- Interface dataset entries:
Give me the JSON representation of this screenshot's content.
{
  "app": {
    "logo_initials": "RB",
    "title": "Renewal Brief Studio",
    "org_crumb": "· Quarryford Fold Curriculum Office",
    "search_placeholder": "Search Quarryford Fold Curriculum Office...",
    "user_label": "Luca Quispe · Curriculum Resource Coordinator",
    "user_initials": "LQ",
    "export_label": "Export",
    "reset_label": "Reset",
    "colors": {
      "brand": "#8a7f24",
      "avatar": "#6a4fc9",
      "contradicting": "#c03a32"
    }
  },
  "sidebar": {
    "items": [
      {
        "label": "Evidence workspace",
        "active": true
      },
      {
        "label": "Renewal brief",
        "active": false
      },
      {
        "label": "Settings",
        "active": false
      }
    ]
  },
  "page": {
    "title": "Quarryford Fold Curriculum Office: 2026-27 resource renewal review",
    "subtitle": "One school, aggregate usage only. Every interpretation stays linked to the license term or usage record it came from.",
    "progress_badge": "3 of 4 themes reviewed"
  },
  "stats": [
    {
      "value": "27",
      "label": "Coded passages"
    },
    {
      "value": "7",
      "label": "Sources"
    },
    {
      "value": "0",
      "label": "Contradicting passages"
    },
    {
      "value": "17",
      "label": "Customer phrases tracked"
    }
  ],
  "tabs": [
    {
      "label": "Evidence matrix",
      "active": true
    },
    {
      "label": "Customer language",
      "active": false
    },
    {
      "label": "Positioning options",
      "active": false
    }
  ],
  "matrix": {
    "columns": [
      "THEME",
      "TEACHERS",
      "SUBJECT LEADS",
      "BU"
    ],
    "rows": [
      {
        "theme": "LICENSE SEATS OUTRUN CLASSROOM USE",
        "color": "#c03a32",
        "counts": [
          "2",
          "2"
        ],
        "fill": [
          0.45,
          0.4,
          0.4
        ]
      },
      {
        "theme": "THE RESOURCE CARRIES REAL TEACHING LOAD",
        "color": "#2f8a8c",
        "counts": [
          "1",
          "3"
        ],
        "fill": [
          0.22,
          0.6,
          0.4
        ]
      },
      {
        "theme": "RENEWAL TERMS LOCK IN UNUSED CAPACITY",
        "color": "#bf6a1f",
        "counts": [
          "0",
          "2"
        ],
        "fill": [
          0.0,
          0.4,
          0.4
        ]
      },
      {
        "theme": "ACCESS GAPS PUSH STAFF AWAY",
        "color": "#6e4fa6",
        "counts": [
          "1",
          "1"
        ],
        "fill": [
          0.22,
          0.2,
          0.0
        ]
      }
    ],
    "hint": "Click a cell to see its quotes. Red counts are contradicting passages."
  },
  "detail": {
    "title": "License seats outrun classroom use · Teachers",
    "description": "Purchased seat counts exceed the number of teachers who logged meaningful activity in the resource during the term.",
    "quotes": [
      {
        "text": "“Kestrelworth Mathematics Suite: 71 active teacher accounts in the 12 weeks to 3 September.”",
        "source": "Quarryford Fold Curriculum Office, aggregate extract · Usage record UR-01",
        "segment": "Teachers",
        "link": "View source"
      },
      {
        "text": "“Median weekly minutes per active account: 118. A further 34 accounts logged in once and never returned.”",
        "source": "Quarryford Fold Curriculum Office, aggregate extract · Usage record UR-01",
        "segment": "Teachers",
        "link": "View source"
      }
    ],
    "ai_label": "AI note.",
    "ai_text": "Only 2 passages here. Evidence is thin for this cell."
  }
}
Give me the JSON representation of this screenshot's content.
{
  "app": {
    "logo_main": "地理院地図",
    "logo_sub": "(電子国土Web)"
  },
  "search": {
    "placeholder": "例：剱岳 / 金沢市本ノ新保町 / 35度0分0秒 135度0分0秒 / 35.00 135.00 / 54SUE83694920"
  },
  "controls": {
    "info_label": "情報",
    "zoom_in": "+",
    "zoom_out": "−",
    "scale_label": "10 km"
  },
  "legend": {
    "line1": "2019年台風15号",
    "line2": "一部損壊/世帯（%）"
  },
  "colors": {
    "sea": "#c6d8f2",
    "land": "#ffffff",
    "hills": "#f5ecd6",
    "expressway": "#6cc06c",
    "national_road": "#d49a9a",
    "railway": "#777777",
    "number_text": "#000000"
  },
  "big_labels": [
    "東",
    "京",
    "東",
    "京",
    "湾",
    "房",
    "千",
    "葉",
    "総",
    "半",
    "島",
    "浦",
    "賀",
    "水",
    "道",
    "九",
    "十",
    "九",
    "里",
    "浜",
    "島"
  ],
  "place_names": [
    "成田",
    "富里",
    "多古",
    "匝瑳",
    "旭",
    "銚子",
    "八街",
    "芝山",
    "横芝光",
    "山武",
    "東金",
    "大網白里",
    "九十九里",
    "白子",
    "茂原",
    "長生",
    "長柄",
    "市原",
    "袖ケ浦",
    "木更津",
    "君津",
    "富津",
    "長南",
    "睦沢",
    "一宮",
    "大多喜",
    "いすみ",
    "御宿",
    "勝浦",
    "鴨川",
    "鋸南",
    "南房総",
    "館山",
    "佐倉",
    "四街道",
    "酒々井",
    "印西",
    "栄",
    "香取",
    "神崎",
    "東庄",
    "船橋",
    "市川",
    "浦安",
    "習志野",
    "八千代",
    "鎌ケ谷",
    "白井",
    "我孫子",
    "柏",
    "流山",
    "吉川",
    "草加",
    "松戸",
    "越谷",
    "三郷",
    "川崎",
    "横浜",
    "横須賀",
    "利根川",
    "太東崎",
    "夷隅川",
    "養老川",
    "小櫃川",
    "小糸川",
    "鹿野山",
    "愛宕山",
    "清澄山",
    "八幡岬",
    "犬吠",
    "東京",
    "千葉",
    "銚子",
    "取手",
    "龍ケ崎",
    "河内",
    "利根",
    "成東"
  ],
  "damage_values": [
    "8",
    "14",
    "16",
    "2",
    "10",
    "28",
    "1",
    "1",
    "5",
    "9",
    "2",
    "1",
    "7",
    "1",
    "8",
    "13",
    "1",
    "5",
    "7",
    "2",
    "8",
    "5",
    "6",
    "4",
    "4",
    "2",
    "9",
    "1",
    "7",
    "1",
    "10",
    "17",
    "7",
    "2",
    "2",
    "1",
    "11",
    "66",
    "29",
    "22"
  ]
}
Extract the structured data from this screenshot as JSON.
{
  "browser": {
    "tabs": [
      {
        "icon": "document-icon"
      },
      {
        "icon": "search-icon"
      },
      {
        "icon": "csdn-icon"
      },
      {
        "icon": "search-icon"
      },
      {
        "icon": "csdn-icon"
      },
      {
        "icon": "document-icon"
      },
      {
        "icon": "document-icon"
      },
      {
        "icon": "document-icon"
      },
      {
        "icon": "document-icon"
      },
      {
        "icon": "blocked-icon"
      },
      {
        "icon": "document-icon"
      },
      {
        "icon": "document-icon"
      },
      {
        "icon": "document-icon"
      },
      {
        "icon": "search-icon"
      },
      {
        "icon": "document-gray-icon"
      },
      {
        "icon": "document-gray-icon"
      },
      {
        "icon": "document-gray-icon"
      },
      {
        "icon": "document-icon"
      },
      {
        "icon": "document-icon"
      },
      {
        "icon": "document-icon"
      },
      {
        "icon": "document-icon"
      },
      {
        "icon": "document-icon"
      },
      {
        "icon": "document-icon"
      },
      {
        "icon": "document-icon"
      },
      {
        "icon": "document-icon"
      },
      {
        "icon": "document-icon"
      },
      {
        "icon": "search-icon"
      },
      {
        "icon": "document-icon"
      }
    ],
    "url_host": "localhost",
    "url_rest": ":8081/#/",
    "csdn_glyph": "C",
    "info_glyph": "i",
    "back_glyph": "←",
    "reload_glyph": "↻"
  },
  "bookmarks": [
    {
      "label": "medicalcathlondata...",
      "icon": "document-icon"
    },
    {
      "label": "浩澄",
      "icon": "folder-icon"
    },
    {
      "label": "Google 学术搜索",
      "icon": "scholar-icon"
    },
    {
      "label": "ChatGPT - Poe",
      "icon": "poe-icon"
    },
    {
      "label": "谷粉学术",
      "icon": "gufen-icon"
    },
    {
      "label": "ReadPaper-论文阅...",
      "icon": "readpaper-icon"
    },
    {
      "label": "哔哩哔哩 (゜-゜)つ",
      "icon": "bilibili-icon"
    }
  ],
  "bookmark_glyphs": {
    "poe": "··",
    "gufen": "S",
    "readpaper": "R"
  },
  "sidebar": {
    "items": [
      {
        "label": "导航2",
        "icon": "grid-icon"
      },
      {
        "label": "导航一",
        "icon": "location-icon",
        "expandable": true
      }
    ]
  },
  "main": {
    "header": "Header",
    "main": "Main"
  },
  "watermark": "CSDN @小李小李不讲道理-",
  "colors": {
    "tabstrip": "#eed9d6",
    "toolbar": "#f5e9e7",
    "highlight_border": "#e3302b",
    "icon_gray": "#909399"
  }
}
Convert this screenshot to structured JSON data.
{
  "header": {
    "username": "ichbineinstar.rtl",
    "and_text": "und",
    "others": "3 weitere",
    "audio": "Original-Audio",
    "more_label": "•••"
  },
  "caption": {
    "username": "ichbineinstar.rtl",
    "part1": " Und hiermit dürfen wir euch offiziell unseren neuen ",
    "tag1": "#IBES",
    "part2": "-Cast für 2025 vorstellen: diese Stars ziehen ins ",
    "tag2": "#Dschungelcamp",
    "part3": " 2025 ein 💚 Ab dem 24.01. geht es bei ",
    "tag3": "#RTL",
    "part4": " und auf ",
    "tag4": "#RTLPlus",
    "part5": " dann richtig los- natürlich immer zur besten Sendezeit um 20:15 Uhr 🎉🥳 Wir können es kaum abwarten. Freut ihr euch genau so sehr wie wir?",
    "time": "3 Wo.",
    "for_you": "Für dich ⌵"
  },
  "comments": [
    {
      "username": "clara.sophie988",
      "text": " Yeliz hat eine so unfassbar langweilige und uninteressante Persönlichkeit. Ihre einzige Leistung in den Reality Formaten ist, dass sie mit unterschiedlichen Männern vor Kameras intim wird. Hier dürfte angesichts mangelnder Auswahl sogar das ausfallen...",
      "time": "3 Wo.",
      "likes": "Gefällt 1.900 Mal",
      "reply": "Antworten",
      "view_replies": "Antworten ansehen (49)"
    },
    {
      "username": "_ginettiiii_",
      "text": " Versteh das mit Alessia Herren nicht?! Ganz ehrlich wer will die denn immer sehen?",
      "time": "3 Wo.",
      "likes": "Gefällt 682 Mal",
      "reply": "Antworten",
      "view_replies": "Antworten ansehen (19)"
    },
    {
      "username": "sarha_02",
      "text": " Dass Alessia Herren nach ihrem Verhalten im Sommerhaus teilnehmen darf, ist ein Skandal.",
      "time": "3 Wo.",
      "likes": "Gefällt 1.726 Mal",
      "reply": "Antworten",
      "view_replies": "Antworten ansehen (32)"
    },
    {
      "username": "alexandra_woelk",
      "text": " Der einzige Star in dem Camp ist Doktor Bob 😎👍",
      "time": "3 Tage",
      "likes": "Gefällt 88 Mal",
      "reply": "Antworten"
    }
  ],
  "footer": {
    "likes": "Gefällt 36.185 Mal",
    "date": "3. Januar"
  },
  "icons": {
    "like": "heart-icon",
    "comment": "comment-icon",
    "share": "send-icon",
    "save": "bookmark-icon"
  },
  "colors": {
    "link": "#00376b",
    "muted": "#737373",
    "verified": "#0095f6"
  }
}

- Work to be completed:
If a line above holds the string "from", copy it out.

- Task solution:
    "subtitle": "One school, aggregate usage only. Every interpretation stays linked to the license term or usage record it came from.",
Extract the structured data from this screenshot as JSON.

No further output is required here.